Foundersmemorial2015They ceremoniously named it the Founder’s Memorial and brought it to the new Bronx campus, where it spent most of the 20th century.

But the Bronx campus was sold off in the 1970s, and NYU once again concentrated its educational offerings in Greenwich Village. When the school came back, the spire came returned as well.

Today it sits off West Fourth Street between Bobst Library and Shimkin Hall, a modest sliver of the 1830s hiding in the shadows of the modern city.

Looking down Sixth Avenue in Greenwich Village

January 19, 2015

Sixth Avenue at West 10th Street looks about the same today, right? Well, except for the notorious women’s prison building hiding behind the Jefferson Market Courthouse turned Library.

Walterbrightwell

Walter Brightwell painted this scene, according to Artnet, naming it “Looking Down Sixth Avenue Towards the Jefferson Market Library Building.”
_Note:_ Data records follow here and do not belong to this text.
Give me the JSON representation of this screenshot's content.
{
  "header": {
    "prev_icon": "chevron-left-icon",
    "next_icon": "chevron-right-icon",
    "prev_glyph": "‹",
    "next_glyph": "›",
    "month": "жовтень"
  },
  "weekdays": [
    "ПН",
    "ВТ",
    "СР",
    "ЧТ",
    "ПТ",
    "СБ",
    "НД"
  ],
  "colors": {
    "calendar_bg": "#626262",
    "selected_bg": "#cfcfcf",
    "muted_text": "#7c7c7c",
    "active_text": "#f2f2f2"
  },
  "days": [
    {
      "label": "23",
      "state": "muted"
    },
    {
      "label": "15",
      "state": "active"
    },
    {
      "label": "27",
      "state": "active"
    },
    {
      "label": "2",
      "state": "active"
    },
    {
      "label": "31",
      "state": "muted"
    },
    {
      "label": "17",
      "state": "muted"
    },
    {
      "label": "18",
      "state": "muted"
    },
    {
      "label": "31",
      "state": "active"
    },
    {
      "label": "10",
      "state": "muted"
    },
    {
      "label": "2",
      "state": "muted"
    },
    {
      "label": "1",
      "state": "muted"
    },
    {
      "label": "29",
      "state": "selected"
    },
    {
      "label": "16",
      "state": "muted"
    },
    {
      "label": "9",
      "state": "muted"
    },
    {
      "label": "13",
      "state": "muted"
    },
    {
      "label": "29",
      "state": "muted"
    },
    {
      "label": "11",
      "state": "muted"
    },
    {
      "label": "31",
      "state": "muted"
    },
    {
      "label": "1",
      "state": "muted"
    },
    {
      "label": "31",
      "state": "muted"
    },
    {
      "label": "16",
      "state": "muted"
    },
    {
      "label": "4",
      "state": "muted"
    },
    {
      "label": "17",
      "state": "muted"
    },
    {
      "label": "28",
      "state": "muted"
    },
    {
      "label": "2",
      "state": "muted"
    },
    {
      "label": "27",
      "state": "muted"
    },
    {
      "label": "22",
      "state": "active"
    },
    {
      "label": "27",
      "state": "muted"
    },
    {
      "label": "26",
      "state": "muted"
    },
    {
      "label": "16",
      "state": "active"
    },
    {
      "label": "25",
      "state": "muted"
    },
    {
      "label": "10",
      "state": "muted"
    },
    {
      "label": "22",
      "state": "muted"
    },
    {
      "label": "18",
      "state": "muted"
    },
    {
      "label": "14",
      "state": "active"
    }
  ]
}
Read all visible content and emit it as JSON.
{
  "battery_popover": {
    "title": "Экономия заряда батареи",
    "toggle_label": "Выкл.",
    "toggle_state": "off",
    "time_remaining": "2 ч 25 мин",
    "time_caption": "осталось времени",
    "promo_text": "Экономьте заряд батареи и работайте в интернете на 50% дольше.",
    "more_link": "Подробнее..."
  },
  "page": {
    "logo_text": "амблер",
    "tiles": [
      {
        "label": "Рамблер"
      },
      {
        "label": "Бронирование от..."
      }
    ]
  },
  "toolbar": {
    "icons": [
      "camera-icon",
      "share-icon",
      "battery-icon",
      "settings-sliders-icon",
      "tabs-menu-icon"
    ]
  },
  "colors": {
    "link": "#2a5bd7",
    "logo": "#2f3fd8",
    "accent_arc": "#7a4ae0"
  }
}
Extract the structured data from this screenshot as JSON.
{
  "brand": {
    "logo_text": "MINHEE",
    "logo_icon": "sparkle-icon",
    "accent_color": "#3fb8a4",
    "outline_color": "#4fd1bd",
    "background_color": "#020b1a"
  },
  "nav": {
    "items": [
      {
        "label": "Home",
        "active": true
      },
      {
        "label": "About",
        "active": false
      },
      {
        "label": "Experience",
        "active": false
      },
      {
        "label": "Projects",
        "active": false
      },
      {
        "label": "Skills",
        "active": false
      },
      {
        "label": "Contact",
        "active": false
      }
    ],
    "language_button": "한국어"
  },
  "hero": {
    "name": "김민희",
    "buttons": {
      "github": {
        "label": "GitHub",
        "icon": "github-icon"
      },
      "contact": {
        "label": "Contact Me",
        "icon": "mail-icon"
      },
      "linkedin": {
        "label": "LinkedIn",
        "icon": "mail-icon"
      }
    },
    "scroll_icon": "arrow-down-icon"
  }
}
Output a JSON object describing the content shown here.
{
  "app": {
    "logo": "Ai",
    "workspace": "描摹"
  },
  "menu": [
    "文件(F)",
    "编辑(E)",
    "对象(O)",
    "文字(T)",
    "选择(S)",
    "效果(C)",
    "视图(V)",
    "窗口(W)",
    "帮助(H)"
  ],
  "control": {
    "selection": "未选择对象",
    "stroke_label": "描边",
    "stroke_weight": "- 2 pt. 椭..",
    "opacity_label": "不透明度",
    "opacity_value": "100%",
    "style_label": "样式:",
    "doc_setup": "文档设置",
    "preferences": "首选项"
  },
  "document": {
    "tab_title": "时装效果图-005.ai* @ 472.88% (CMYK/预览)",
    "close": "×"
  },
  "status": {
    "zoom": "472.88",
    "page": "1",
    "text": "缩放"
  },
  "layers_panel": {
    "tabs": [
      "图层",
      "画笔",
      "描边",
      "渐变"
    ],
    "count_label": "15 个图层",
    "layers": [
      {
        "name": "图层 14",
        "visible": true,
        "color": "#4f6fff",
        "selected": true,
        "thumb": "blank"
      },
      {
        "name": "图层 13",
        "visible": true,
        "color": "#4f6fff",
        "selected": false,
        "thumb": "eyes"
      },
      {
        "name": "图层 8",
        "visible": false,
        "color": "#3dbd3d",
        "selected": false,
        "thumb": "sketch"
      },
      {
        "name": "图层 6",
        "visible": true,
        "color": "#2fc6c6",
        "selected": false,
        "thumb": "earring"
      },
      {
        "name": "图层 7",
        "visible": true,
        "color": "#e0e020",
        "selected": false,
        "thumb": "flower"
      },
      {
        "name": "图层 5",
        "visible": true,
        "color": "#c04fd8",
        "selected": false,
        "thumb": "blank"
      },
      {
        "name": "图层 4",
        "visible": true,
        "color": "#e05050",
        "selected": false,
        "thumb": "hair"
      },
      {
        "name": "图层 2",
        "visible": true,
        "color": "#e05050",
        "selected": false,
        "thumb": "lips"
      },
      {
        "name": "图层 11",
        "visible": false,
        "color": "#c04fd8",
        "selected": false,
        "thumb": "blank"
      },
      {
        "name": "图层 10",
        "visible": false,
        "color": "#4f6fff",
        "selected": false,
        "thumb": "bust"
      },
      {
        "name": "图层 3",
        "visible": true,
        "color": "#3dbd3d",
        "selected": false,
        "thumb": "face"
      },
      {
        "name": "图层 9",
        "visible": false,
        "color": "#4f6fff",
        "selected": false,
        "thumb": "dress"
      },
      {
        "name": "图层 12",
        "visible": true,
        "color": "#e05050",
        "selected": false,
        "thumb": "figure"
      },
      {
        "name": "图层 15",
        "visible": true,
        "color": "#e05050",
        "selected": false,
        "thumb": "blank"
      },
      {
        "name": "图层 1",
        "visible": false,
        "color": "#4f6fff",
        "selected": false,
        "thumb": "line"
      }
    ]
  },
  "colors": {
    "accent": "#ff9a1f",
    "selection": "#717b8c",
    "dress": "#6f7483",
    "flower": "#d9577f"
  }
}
The painting looks like it was done in the 1940s, but interestingly, Jefferson Market didn’t became a NYPL library branch until the 1960s.

A Times Square neon sign through the years

January 19, 2015

Bondtimessquare1950sFans of old-school New York neon know the Bond Clothes billboard and sign, the enormous and spectacular signage that lit up Broadway and 45th Street in different forms from the 1940s to the 1980s.

Captured in countless photos (at left, on New Year’s Eve 1950), the sign that stood from the late 1940s to the mid-1950s—with a clock in the O of the Bond name—has become an emblem of Times Square’s postwar glory years.

“This sign was 50 feet tall and 200 feet wide, spanned two streets, and featured a 50,000 gallon waterfall,” states this page from the Sign and Billboard Blog.

Bondsignnighttime

“Surrounding this waterfall were two classical-style figures of a man and woman who were nude during the day, but clothed in neon togas and dresses at night.” (Electric lights turned on at night gave the impression the figures were wearing clothes.)

Bondtimessquare1979By the late 1950s, Bond began leasing the billboard space to other brands, like Pepsi, which turned the two human statues into giant soda bottles.

As Times Square slid into decay (above, in 1979), part of the Bond sign continued to live on—even after the store went out of business in 1977.

Bondclashposter

The venue became the Bond’s International Casino, a nod to the International Casino, a 1930s-era nightclub that existed on the site.

Bond’s was a short-lived disco and rock venue that featured dancing and live acts, most famously the Clash.

Bondeyewitnessnews2

The Clash played 17 shows in 15 nights there in 1981 (opening acts: Grandmaster Flash and the Dead Kennedys, among others).

This made the news because concert promoters oversold tickets, which led to the fire department getting involved, as Channel 7 reported live from the scene the night of one of the planned shows.

Today the site is the location of the restaurant Bond 45, which continues the neon sign tradition. (Second photo: Wikipedia; third photo: Bow Tie Partners)


Follow

Get every new post delivered to your Inbox.

Join 2,671 other followers